| Record excerpts |

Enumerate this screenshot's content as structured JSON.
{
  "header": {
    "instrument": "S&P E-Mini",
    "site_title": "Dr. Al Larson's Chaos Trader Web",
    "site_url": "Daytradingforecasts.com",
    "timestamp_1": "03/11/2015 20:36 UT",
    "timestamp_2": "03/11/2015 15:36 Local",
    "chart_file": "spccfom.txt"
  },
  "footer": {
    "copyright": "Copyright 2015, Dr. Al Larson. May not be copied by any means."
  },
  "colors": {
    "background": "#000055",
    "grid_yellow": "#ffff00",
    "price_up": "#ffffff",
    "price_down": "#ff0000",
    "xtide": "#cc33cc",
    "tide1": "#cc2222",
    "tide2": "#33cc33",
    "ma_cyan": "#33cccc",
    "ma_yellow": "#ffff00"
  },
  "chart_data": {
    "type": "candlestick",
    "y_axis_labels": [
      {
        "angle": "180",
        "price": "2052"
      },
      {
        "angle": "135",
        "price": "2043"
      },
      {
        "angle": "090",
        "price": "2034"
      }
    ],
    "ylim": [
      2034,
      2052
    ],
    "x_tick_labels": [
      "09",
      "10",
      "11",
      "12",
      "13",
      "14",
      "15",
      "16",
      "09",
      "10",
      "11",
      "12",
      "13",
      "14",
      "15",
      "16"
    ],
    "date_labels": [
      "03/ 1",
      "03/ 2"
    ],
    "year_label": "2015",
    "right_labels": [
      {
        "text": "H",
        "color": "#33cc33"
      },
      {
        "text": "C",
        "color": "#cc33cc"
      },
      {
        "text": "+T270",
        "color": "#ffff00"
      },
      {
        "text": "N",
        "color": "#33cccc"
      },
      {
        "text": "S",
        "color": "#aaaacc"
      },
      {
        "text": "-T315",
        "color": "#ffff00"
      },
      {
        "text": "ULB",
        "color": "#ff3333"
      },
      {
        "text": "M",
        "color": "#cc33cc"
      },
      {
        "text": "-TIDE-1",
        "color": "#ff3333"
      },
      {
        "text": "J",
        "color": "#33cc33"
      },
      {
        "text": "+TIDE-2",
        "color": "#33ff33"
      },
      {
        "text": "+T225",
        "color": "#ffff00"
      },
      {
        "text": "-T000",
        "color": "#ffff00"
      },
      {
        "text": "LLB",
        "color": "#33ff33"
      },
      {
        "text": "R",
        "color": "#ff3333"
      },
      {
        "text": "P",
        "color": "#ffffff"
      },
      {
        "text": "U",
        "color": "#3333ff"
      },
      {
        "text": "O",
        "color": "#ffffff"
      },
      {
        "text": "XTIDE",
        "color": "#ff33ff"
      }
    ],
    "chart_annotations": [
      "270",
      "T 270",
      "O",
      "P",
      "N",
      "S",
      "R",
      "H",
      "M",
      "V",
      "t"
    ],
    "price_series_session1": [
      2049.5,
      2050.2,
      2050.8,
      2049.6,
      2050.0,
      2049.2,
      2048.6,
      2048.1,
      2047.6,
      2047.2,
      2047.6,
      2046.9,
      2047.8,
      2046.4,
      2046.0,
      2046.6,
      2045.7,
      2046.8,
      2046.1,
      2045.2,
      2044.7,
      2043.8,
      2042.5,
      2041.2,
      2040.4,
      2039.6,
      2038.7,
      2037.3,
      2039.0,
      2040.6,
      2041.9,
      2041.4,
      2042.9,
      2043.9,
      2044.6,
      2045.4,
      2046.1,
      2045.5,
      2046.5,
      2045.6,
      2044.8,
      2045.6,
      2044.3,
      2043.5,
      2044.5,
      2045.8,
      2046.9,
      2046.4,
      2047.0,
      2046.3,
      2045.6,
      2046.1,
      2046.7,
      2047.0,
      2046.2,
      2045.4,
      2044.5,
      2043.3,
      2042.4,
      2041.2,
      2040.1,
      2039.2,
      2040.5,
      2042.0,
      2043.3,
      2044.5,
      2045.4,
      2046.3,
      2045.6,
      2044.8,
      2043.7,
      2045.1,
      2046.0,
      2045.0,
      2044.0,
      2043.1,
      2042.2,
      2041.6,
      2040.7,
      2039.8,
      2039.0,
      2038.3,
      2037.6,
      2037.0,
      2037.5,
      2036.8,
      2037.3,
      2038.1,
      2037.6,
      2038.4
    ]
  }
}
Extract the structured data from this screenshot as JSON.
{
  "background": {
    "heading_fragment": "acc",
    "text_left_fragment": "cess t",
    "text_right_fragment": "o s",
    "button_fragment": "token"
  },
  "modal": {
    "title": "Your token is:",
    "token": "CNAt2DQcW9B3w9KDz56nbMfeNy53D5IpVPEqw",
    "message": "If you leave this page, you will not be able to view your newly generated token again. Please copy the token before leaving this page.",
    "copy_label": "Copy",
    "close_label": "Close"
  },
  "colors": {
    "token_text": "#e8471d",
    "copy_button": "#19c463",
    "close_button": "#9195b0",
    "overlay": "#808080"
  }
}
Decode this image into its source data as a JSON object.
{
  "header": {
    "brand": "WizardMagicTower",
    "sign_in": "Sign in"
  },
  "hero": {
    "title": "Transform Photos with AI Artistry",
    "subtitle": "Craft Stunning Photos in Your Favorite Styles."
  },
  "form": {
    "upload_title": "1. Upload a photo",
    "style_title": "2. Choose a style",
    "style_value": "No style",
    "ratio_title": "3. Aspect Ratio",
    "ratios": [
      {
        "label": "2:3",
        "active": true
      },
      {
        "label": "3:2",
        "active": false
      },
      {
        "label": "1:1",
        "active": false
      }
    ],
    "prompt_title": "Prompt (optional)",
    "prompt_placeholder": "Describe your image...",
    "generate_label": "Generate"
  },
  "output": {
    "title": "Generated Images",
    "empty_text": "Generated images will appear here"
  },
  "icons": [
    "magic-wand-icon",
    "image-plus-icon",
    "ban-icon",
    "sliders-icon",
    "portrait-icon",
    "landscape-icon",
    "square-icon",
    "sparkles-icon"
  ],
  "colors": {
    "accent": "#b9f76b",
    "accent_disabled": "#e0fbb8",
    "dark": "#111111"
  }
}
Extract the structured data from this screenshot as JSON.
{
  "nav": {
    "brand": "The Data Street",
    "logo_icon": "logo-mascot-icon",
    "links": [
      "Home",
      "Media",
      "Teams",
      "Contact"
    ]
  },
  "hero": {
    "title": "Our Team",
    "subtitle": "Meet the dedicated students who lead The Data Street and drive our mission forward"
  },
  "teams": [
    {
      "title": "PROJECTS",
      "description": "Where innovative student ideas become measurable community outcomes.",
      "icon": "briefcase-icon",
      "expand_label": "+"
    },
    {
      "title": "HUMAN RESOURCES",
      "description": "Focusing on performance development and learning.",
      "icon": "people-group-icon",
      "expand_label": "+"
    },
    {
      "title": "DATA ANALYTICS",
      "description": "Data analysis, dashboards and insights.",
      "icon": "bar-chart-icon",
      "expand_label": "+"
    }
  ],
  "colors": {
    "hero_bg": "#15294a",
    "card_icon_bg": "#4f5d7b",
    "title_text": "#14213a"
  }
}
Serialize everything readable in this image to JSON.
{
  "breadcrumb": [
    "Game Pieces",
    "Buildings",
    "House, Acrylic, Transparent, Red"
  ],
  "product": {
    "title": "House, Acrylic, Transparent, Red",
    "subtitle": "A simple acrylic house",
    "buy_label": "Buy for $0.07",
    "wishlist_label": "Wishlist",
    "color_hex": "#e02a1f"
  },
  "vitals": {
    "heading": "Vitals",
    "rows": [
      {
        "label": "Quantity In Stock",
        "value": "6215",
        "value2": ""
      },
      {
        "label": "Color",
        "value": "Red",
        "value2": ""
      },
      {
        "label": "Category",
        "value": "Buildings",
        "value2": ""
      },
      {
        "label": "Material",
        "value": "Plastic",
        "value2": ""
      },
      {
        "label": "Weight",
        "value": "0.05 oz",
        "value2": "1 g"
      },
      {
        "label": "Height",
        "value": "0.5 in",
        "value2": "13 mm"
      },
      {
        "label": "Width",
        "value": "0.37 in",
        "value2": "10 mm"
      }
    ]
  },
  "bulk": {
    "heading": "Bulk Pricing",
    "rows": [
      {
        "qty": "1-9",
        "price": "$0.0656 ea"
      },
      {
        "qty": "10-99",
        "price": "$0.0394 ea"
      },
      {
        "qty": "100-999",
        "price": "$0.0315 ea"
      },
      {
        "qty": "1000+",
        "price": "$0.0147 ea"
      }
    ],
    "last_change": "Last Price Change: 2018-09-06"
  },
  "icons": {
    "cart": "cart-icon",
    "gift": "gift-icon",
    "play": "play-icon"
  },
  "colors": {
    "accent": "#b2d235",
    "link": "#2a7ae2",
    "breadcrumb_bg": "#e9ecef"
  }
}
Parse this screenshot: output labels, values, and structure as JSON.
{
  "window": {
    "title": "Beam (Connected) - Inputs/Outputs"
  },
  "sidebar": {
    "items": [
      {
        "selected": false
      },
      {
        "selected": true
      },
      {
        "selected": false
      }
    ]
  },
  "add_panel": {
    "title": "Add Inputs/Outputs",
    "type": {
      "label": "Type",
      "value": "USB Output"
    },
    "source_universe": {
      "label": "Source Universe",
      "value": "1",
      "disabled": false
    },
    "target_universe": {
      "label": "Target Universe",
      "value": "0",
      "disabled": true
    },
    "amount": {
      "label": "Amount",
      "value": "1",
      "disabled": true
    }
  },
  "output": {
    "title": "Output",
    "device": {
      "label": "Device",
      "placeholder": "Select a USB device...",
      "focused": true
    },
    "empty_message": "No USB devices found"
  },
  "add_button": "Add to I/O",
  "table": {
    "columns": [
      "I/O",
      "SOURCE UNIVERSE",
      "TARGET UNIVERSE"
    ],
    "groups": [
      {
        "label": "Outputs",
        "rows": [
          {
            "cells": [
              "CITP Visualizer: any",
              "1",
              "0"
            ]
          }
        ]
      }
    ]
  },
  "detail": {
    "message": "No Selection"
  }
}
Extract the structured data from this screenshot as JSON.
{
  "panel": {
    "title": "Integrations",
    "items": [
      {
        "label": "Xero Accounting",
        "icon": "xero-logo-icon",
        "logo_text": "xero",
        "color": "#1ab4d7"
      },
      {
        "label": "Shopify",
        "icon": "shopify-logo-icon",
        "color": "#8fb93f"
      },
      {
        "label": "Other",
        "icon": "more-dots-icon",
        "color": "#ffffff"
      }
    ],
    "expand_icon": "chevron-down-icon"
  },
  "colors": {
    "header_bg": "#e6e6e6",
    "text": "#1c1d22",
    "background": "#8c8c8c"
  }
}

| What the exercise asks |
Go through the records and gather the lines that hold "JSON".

| Exercise solution |
Enumerate this screenshot's content as structured JSON.
Extract the structured data from this screenshot as JSON.
Decode this image into its source data as a JSON object.
Extract the structured data from this screenshot as JSON.
Serialize everything readable in this image to JSON.
Parse this screenshot: output labels, values, and structure as JSON.
Extract the structured data from this screenshot as JSON.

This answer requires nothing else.